How do you gracefully handle a pandemic that’s almost (but maybe not quite) over with us?
By cultivating kindness – and finding pleasure wherever you can – and being resilient.
I like to think I did all those things on Friday morning, but the person who really did the past two years is poet Rosemerry Wahtola Trommer, who was briefly available to chat about her journey with a group of students at Bananas Fun Park.
The past two years haven’t been much fun, and my situation pretty much sums it up: I was taking notes for our interview while waiting for a drive-thru COVID test (my notebook: the blank pages on the back of an owner of Nissan Maxima Manual).
“Use what you have, right?” I pointed out to Trommer. “Start where you are.”
She burst out laughing.
Trommer’s writing and the sold-out poetry reading classes she offered online have been the equivalent of verbal buoyancy devices for this community for this community: gifts of epiphany, joy and elucidation in a dark time.
On Monday, Trommer will present her work in person at the Sherbino Theater, when she joins poet James Crews to read his new anthology, “The Path to Kindness: Poems of Connection and Joy.”
“I’m so excited about this,” Trommer said.
She first got to know Crews – an award-winning poet whose works have appeared in The New York Times Magazine and Plowshares – after he sent her a note saying he admired her work.
“I said, ‘Really? I like yours! ‘” Trommer recalled. “Our friendship was forged online.”
His poem, “Hope,” was the first in Crews’ “How to Love the World” anthology, published last year, which includes works by notable scribes Joy Harbo (American Poet Laureate), Naomi Shahib Nye and Amanda Gorman.
“This flood of gratitude is rare to encounter all at once in one place, and the effect is almost medicinal: poetry as an antidote,” Benjamin Aleshire wrote of the anthology.
“We have a sweet, easy connection,” Trommer said of his camaraderie with Crews. As soon as he became sure to do so, “he called me and said, ‘I’m coming out to see you’ from his home in Vermont.
“It’s absolutely exciting” to be able to read excerpts of their works together on Monday evening, she added. “How do we cultivate hope, connection and kindness? These poems create beautiful conversations.
Trommer’s is the first of two local literary lions that Sherbino will host next week.

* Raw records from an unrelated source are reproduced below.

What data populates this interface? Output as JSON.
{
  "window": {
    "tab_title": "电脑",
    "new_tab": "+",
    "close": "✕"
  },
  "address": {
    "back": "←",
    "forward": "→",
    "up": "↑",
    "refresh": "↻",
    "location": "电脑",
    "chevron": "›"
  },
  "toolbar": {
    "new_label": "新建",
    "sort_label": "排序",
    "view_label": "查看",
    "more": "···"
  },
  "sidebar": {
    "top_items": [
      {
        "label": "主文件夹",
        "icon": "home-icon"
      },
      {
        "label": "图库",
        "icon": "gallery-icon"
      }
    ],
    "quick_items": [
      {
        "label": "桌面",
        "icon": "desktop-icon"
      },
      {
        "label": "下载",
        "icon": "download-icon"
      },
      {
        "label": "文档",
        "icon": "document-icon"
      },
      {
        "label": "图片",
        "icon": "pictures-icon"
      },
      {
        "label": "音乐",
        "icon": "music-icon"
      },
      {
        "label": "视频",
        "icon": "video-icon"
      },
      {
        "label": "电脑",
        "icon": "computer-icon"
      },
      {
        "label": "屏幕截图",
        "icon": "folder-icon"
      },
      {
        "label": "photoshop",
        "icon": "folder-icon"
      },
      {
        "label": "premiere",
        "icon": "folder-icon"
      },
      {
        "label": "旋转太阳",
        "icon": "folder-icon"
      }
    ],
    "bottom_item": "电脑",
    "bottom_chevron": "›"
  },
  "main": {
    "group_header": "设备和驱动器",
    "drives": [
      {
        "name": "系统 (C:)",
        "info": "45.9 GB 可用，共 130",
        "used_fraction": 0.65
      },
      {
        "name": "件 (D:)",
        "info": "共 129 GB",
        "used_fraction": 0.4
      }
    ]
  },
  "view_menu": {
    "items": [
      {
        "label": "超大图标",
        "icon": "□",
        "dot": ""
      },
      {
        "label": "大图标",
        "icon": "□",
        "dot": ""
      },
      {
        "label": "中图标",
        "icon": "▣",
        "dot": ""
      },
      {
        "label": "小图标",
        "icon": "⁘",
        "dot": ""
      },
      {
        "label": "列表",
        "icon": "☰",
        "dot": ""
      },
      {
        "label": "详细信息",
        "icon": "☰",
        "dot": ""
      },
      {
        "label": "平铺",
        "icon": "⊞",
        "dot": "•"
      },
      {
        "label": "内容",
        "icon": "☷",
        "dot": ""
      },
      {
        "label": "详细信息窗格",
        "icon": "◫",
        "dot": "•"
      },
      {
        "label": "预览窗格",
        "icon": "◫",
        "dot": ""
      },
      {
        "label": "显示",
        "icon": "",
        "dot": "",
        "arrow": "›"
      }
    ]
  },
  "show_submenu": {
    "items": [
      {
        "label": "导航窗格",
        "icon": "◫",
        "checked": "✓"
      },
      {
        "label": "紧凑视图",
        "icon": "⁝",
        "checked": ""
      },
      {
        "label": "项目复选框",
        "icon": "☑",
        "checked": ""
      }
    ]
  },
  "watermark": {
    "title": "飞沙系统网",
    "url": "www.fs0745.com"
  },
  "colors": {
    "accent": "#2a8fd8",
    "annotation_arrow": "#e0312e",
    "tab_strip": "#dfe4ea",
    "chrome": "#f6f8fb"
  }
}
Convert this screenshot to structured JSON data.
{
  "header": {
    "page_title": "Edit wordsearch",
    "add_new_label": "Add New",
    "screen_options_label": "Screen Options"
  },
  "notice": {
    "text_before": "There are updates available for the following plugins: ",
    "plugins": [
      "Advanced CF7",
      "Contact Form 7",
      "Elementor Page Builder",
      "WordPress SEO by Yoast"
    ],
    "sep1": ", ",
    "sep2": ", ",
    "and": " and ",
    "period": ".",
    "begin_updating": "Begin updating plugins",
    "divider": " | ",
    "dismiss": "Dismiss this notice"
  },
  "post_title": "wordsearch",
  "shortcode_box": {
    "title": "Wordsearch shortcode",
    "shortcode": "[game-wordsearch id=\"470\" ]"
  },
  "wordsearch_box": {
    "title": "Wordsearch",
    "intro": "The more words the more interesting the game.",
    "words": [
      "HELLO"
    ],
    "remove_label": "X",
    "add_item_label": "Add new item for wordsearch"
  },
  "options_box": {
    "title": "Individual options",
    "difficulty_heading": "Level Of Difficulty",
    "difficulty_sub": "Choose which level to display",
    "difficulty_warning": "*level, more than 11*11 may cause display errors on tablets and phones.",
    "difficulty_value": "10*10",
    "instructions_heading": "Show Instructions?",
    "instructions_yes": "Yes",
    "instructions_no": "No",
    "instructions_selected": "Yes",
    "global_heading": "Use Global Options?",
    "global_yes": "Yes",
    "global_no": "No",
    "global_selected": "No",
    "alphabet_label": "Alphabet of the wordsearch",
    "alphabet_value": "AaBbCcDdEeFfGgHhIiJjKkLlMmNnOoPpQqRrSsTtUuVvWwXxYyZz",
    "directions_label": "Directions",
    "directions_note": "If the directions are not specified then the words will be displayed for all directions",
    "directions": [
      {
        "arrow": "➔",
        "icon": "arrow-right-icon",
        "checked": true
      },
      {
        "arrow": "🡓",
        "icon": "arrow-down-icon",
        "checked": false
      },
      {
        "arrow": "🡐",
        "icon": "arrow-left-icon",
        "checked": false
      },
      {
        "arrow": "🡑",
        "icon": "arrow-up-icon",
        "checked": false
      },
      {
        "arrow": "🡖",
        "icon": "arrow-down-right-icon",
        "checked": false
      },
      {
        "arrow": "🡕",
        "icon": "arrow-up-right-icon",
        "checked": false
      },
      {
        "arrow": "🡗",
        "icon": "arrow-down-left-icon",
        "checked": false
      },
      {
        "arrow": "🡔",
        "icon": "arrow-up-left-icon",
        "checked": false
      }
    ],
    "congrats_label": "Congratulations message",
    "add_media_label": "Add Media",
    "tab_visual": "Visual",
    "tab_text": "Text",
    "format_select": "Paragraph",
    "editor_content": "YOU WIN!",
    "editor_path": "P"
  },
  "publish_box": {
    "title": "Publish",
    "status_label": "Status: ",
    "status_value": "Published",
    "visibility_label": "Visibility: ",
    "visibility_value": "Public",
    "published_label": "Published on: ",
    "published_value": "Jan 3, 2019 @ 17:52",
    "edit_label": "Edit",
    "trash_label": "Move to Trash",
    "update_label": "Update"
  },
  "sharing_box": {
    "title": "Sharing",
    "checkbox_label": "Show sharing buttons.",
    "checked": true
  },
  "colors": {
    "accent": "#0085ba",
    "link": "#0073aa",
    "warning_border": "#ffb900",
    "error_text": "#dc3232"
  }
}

On Wednesday, writer Craig Childs – whose works have appeared in The Atlantic and The New York Times, and whose books include “The Secret Knowledge of Water” and “Atlas of a Lost World” – will read an excerpt from his latest publication, “Tracing Time: Seasons of Rock Art on the Colorado Plateau. The Sherbino is partnering with Cimarron Coffee & Books to present this event which begins at 7:30 p.m.
“Craig and Rosemerry are both beloved literary artists in this region, and to see them both showcasing new work” in the space of less than a week “is amazing,” said Tricia Oakland, director of Sherbino programming. “We are so excited to bring literary events back to the Sherb. Poetry was actually one of the cornerstones of our programming when we started. It’s a joy to have a resurgence of fresh literary works to offer as we head into summer.
Rosemerry Wahtola Trommer and James Crews’ reading of “The Path to Kindness: Poems of Connection and Joy” is Monday at the Sherbino Theater from 7-8:30 p.m. On Wednesday, Craig Childs’ presentation, “Tracing Time: Seasons of Rock Art on the Colorado Set,” is from 7:30-9 p.m. Learn more and buy tickets at sherbino.org.